By IOAN GRILLO
The Associated Press
MEXICO CITY — Mexican lawmakers are working to revive their bill decriminalizing the possession of small amounts of marijuana, cocaine and heroin, and hope to override a veto if necessary, saying the reform will help curb drug-related violence that has killed more than 600 people this year.
President Vicente Fox called on Congress to drop decriminalization from the drug-law overhaul after intense lobbying from the U.S. State Department and mayors of several U.S. border cities, who called it a disaster that would encourage hordes of young Americans to cross the border for "drug tourism." Mexico's Roman Catholic Church also opposes it.
With the July 2 election looming and lawmakers limited to one term, any reform could be stalled until after a new president is inaugurated in December.

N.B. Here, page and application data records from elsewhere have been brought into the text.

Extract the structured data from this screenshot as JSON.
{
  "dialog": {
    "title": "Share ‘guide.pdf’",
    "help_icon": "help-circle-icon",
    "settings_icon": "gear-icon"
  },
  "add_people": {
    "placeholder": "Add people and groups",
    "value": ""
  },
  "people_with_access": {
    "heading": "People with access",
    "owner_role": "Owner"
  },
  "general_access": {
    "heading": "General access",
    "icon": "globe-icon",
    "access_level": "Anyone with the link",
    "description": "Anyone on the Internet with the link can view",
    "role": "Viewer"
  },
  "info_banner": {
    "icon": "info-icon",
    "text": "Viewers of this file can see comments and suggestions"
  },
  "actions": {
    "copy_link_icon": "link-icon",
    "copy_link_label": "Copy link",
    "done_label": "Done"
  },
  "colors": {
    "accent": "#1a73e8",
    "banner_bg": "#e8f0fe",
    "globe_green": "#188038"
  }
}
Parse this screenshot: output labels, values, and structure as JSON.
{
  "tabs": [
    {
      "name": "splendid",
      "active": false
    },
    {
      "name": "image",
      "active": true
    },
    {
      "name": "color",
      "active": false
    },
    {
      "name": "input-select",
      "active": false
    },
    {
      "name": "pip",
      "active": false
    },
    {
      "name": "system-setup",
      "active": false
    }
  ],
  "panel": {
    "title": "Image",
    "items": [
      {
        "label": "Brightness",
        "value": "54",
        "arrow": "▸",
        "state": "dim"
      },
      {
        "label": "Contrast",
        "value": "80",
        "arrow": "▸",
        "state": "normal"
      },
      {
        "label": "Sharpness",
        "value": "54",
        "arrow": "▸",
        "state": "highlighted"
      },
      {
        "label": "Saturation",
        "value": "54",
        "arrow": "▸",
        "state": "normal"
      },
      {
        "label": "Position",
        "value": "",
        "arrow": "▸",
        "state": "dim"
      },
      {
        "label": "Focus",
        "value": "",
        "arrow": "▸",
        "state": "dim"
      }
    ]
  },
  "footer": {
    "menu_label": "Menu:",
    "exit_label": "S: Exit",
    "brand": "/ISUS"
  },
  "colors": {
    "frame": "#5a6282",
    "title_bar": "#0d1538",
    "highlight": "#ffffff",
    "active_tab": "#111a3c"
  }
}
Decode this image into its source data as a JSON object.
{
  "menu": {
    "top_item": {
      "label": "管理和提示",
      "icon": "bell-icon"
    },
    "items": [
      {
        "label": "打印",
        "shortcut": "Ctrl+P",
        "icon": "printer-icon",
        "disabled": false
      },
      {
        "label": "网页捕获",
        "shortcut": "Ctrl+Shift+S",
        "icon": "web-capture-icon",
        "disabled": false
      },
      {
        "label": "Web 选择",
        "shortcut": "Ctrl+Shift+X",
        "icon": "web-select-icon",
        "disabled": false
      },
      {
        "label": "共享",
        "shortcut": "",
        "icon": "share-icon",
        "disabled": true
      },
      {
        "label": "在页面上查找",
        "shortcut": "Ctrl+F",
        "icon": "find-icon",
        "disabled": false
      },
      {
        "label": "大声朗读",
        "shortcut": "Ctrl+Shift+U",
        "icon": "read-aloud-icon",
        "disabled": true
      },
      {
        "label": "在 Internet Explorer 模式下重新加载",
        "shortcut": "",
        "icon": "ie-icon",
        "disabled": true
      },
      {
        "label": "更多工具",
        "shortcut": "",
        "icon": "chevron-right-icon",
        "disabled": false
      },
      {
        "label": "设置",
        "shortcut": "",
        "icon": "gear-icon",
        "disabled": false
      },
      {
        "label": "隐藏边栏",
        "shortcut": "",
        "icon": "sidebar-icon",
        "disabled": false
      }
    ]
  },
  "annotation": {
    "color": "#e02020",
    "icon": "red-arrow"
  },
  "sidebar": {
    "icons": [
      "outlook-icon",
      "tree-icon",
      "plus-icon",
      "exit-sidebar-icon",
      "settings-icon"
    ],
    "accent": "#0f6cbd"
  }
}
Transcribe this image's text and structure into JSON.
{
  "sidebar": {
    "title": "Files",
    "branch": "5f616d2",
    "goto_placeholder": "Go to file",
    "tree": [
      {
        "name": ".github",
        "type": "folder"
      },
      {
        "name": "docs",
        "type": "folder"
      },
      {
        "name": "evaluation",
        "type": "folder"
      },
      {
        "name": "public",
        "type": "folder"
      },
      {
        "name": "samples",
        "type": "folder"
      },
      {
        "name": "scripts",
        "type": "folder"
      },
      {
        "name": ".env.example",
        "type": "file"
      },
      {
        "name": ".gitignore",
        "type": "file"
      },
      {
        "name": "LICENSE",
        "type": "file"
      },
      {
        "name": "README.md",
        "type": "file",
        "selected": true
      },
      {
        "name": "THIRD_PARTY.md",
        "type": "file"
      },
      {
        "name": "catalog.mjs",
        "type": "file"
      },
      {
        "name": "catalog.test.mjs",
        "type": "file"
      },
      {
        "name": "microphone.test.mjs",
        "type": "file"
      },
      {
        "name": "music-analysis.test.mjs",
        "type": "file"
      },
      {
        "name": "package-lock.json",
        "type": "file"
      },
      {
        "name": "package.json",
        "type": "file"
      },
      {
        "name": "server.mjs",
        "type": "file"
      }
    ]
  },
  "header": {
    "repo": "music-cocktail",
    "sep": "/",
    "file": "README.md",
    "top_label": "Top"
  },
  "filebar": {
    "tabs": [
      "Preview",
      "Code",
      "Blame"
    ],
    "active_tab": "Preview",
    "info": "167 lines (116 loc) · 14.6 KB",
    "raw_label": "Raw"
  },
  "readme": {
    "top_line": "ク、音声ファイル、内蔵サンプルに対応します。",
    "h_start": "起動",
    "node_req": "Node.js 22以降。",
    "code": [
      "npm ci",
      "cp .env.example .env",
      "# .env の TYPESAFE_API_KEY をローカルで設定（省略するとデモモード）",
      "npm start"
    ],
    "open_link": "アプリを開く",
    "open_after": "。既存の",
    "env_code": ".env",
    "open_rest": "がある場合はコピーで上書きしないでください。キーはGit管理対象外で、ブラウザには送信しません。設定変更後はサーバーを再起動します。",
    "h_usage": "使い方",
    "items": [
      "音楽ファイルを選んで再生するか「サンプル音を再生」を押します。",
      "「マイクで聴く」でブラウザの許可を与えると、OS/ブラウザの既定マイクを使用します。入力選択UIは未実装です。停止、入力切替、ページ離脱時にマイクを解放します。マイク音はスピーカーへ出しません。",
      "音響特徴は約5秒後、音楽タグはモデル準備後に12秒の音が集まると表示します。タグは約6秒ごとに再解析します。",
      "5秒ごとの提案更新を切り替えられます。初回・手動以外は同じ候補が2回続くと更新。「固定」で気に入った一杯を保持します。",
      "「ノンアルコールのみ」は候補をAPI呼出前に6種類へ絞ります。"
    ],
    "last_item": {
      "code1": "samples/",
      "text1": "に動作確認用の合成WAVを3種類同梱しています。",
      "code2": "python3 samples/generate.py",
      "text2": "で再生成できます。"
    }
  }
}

"Consumption and addiction are public health issues, while drug dealing is a criminal problem," said Rep. Eliana Garcia, who worked with the federal attorney general's office as well as the health and public safety departments to draft the original bill. "When you mix them you get corruption."